Which NT church?
- The church of the early years that was exclusively Jewish and did things with a decidedly Jewish flavor, including worshiping in the Temple and keeping Jewish vows and celebrating Jewish holidays and insisting on circumcision and becoming fully Jewish in order to be a member of the Messiah's church?
- The church of the mid-century that was composed of a mix of Jew and Gentile, with an uneasy truce between the two cultures, which eschewed Torah-keeping for non-Jews, but had its own strange customs brought over from paganism such as Love Feasts bordering on the orgiastic and praying for the dead and glossolalia (speaking in "tongues") (which things Paul endeavored to tone down into more Christ-like versions).

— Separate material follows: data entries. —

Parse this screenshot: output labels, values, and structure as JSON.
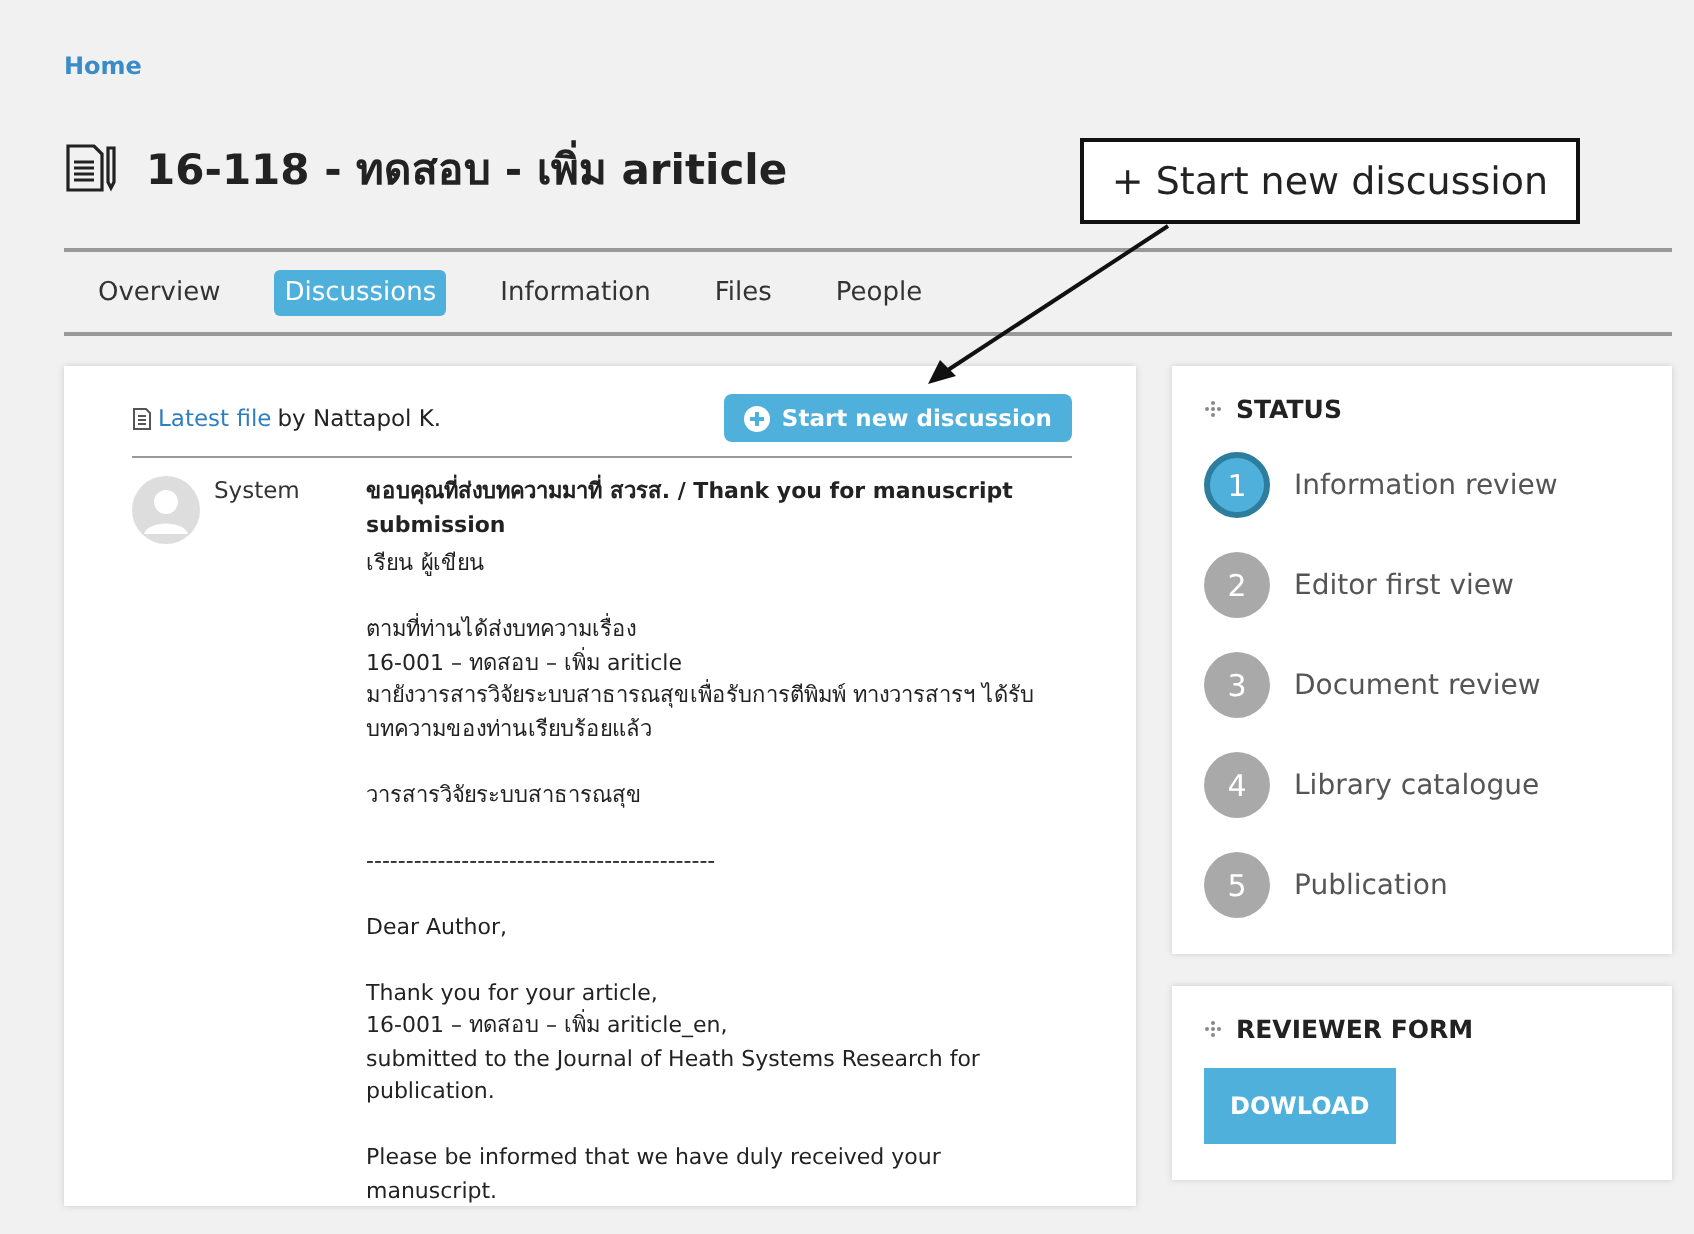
{
  "breadcrumb": "Home",
  "title": "16-118 - ทดสอบ - เพิ่ม ariticle",
  "callout": "+ Start new discussion",
  "tabs": [
    {
      "label": "Overview",
      "selected": false
    },
    {
      "label": "Discussions",
      "selected": true
    },
    {
      "label": "Information",
      "selected": false
    },
    {
      "label": "Files",
      "selected": false
    },
    {
      "label": "People",
      "selected": false
    }
  ],
  "latest_file": {
    "link": "Latest file",
    "by": "by Nattapol K."
  },
  "new_discussion_button": "Start new discussion",
  "message": {
    "author": "System",
    "subject": "ขอบคุณที่ส่งบทความมาที่ สวรส. / Thank you for manuscript submission",
    "paragraphs": [
      [
        "เรียน ผู้เขียน"
      ],
      [
        "ตามที่ท่านได้ส่งบทความเรื่อง",
        "16-001 – ทดสอบ – เพิ่ม ariticle",
        "มายังวารสารวิจัยระบบสาธารณสุขเพื่อรับการตีพิมพ์ ทางวารสารฯ ได้รับบทความของท่านเรียบร้อยแล้ว"
      ],
      [
        "วารสารวิจัยระบบสาธารณสุข"
      ],
      [
        "--------------------------------------------"
      ],
      [
        "Dear Author,"
      ],
      [
        "Thank you for your article,",
        "16-001 – ทดสอบ – เพิ่ม ariticle_en,",
        "submitted to the Journal of Heath Systems Research for publication."
      ],
      [
        "Please be informed that we have duly received your manuscript."
      ]
    ]
  },
  "status": {
    "heading": "STATUS",
    "steps": [
      {
        "number": "1",
        "label": "Information review",
        "current": true
      },
      {
        "number": "2",
        "label": "Editor first view",
        "current": false
      },
      {
        "number": "3",
        "label": "Document review",
        "current": false
      },
      {
        "number": "4",
        "label": "Library catalogue",
        "current": false
      },
      {
        "number": "5",
        "label": "Publication",
        "current": false
      }
    ]
  },
  "reviewer_form": {
    "heading": "REVIEWER FORM",
    "button": "DOWLOAD"
  }
}
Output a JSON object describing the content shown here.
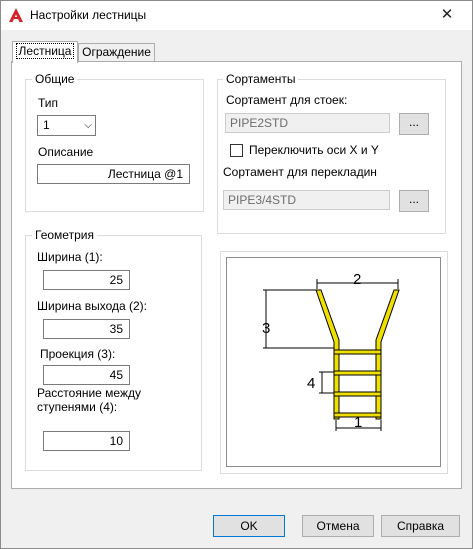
{
  "window": {
    "title": "Настройки лестницы",
    "close_glyph": "✕"
  },
  "tabs": [
    {
      "label": "Лестница"
    },
    {
      "label": "Ограждение"
    }
  ],
  "general": {
    "group_label": "Общие",
    "type_label": "Тип",
    "type_value": "1",
    "description_label": "Описание",
    "description_value": "Лестница @1"
  },
  "profiles": {
    "group_label": "Сортаменты",
    "post_label": "Сортамент для стоек:",
    "post_value": "PIPE2STD",
    "swap_axes_label": "Переключить оси X и Y",
    "swap_axes_checked": false,
    "rung_label": "Сортамент для перекладин",
    "rung_value": "PIPE3/4STD",
    "browse_label": "..."
  },
  "geometry": {
    "group_label": "Геометрия",
    "width_label": "Ширина (1):",
    "width_value": "25",
    "exit_width_label": "Ширина выхода (2):",
    "exit_width_value": "35",
    "projection_label": "Проекция (3):",
    "projection_value": "45",
    "step_spacing_label": "Расстояние между ступенями (4):",
    "step_spacing_value": "10"
  },
  "diagram": {
    "label_1": "1",
    "label_2": "2",
    "label_3": "3",
    "label_4": "4",
    "rail_color": "#f0e000"
  },
  "buttons": {
    "ok": "OK",
    "cancel": "Отмена",
    "help": "Справка"
  },
  "colors": {
    "accent": "#0078d7",
    "app_icon": "#d6242b"
  },
  "icons": {
    "app": "autocad-logo-icon",
    "close": "close-icon",
    "dropdown": "chevron-down-icon"
  }
}
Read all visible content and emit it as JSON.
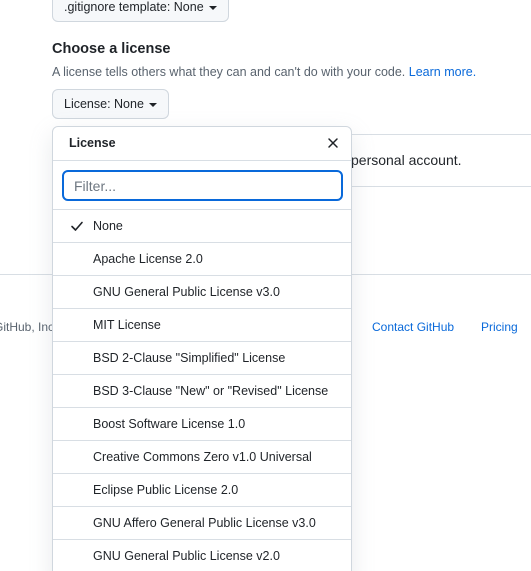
{
  "gitignore": {
    "button_label": ".gitignore template: None"
  },
  "license_section": {
    "title": "Choose a license",
    "description": "A license tells others what they can and can't do with your code.",
    "learn_more": "Learn more.",
    "button_label": "License: None"
  },
  "account_text": "personal account.",
  "footer": {
    "copyright": "GitHub, Inc.",
    "contact": "Contact GitHub",
    "pricing": "Pricing"
  },
  "dropdown": {
    "title": "License",
    "close_icon": "x-icon",
    "filter_placeholder": "Filter...",
    "filter_value": "",
    "selected": "None",
    "items": [
      {
        "label": "None",
        "selected": true
      },
      {
        "label": "Apache License 2.0",
        "selected": false
      },
      {
        "label": "GNU General Public License v3.0",
        "selected": false
      },
      {
        "label": "MIT License",
        "selected": false
      },
      {
        "label": "BSD 2-Clause \"Simplified\" License",
        "selected": false
      },
      {
        "label": "BSD 3-Clause \"New\" or \"Revised\" License",
        "selected": false
      },
      {
        "label": "Boost Software License 1.0",
        "selected": false
      },
      {
        "label": "Creative Commons Zero v1.0 Universal",
        "selected": false
      },
      {
        "label": "Eclipse Public License 2.0",
        "selected": false
      },
      {
        "label": "GNU Affero General Public License v3.0",
        "selected": false
      },
      {
        "label": "GNU General Public License v2.0",
        "selected": false
      }
    ]
  },
  "colors": {
    "link": "#0969da",
    "border": "#d0d7de",
    "button_bg": "#f6f8fa",
    "text": "#1f2328",
    "muted": "#59636e"
  }
}
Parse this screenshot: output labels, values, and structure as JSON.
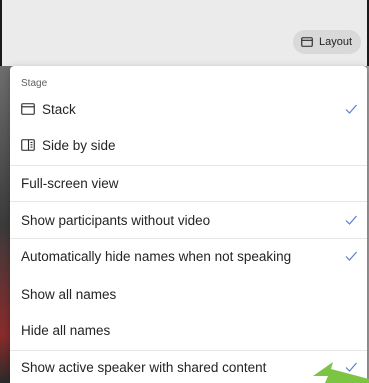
{
  "layout_button": {
    "label": "Layout",
    "icon": "layout-icon"
  },
  "menu": {
    "section_label": "Stage",
    "items": [
      {
        "label": "Stack",
        "icon": "stack-icon",
        "checked": true
      },
      {
        "label": "Side by side",
        "icon": "side-by-side-icon",
        "checked": false
      },
      {
        "label": "Full-screen view",
        "checked": false
      },
      {
        "label": "Show participants without video",
        "checked": true
      },
      {
        "label": "Automatically hide names when not speaking",
        "checked": true
      },
      {
        "label": "Show all names",
        "checked": false
      },
      {
        "label": "Hide all names",
        "checked": false
      },
      {
        "label": "Show active speaker with shared content",
        "checked": true
      }
    ]
  },
  "colors": {
    "accent": "#5b7fd1",
    "menu_background": "#ffffff",
    "topbar_background": "#ebebeb",
    "pointer": "#7cc444"
  }
}
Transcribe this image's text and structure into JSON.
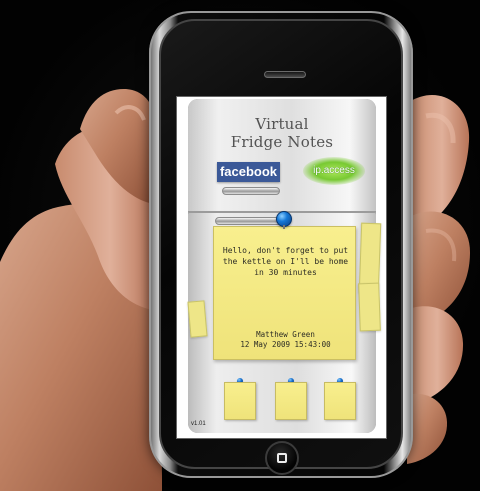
{
  "app": {
    "title_line_1": "Virtual",
    "title_line_2": "Fridge Notes",
    "version": "v1.01"
  },
  "logos": {
    "facebook": "facebook",
    "ipaccess_prefix": "ip",
    "ipaccess_suffix": ".access"
  },
  "note": {
    "message": "Hello, don't forget to put the kettle on I'll be home in 30 minutes",
    "sender": "Matthew Green",
    "date": "12 May 2009 15:43:00"
  },
  "colors": {
    "facebook_blue": "#3b5998",
    "note_yellow": "#f8ef8e",
    "pin_blue": "#1679d8",
    "ipaccess_green": "#78c932"
  },
  "icons": {
    "facebook": "facebook-logo",
    "ipaccess": "ipaccess-logo",
    "pin": "pin-icon",
    "home": "home-button-icon"
  }
}
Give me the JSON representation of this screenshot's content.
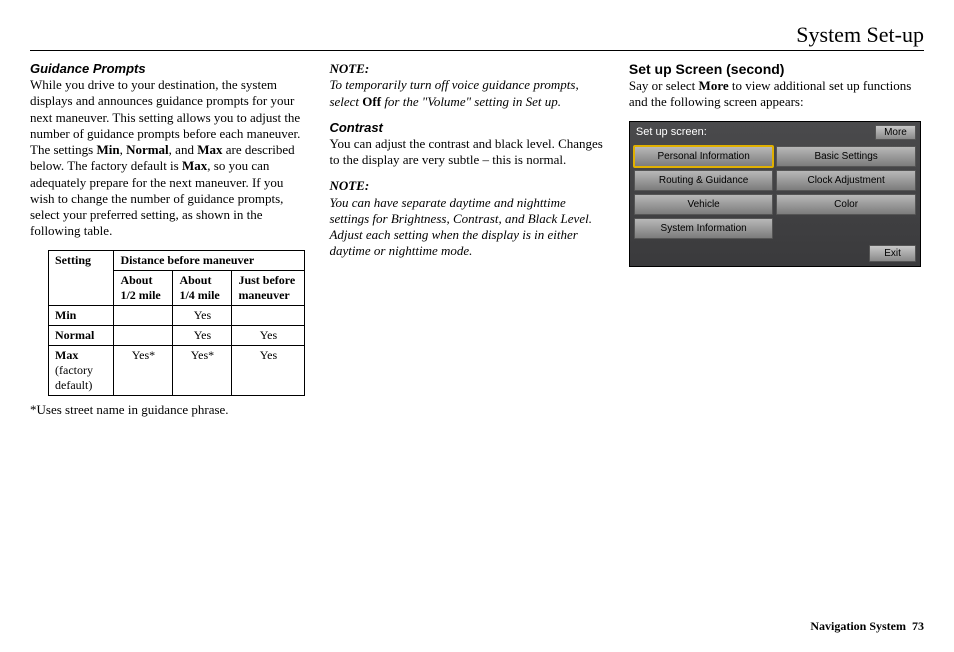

Of course, if you had said "first century church" instead of "New Testament church", I could have also added:
- The church of the late-century that began to look with distrust on the Jewish community, but which nevertheless adopted much of the structured rigor from that culture and began to make laws which we don't find in the text of the New Testament, along with structures such as a tiered eldership and formal rituals in worship and special clothing for the officiators and special rote prayers and liturgies.
Please don't misunderstand me to say that I believe the goal of restoring the NT church is a bad or faulty goal; I believe it's a good goal. I just think we need to be careful about thinking that we've even properly defined what that church looks like, and even more careful about thinking we've reached our goal, which is what seems to be the perception in some of our churches.